TASK DESCRIPTION -
Set down every record below exactly as it stands.

[Data about app and page elements]
= Beginning of Section =

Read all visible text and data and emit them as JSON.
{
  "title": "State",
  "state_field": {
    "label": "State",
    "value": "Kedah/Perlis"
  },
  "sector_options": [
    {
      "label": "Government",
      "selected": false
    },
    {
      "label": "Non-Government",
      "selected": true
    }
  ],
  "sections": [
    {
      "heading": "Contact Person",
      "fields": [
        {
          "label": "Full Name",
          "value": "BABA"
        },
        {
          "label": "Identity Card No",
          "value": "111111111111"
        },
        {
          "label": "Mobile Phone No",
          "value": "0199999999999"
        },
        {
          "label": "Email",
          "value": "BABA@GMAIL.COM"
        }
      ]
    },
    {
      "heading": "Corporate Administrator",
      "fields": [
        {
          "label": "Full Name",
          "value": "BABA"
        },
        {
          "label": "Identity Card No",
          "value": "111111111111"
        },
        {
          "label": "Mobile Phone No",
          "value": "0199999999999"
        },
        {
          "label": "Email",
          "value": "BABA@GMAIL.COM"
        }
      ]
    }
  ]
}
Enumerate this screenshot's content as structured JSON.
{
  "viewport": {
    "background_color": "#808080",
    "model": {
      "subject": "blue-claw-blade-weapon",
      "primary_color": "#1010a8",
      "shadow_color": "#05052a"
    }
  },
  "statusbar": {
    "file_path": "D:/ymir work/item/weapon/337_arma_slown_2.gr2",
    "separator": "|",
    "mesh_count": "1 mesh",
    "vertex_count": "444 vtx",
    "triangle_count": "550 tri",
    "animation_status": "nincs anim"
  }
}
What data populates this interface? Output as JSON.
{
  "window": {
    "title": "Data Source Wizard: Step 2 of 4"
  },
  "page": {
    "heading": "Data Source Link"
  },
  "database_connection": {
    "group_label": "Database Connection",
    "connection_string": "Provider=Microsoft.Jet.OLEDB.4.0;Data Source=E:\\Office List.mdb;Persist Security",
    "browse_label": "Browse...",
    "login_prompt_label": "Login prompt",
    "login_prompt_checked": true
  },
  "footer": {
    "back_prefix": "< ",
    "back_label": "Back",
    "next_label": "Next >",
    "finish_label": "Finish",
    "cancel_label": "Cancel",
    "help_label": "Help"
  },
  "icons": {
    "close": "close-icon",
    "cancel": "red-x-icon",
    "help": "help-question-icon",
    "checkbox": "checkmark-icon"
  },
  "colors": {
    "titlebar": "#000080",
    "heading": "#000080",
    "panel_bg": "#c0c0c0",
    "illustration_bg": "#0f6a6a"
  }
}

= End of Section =

OUTPUT -
Read all visible text and data and emit them as JSON.
{
  "title": "State",
  "state_field": {
    "label": "State",
    "value": "Kedah/Perlis"
  },
  "sector_options": [
    {
      "label": "Government",
      "selected": false
    },
    {
      "label": "Non-Government",
      "selected": true
    }
  ],
  "sections": [
    {
      "heading": "Contact Person",
      "fields": [
        {
          "label": "Full Name",
          "value": "BABA"
        },
        {
          "label": "Identity Card No",
          "value": "111111111111"
        },
        {
          "label": "Mobile Phone No",
          "value": "0199999999999"
        },
        {
          "label": "Email",
          "value": "BABA@GMAIL.COM"
        }
      ]
    },
    {
      "heading": "Corporate Administrator",
      "fields": [
        {
          "label": "Full Name",
          "value": "BABA"
        },
        {
          "label": "Identity Card No",
          "value": "111111111111"
        },
        {
          "label": "Mobile Phone No",
          "value": "0199999999999"
        },
        {
          "label": "Email",
          "value": "BABA@GMAIL.COM"
        }
      ]
    }
  ]
}
Enumerate this screenshot's content as structured JSON.
{
  "viewport": {
    "background_color": "#808080",
    "model": {
      "subject": "blue-claw-blade-weapon",
      "primary_color": "#1010a8",
      "shadow_color": "#05052a"
    }
  },
  "statusbar": {
    "file_path": "D:/ymir work/item/weapon/337_arma_slown_2.gr2",
    "separator": "|",
    "mesh_count": "1 mesh",
    "vertex_count": "444 vtx",
    "triangle_count": "550 tri",
    "animation_status": "nincs anim"
  }
}
What data populates this interface? Output as JSON.
{
  "window": {
    "title": "Data Source Wizard: Step 2 of 4"
  },
  "page": {
    "heading": "Data Source Link"
  },
  "database_connection": {
    "group_label": "Database Connection",
    "connection_string": "Provider=Microsoft.Jet.OLEDB.4.0;Data Source=E:\\Office List.mdb;Persist Security",
    "browse_label": "Browse...",
    "login_prompt_label": "Login prompt",
    "login_prompt_checked": true
  },
  "footer": {
    "back_prefix": "< ",
    "back_label": "Back",
    "next_label": "Next >",
    "finish_label": "Finish",
    "cancel_label": "Cancel",
    "help_label": "Help"
  },
  "icons": {
    "close": "close-icon",
    "cancel": "red-x-icon",
    "help": "help-question-icon",
    "checkbox": "checkmark-icon"
  },
  "colors": {
    "titlebar": "#000080",
    "heading": "#000080",
    "panel_bg": "#c0c0c0",
    "illustration_bg": "#0f6a6a"
  }
}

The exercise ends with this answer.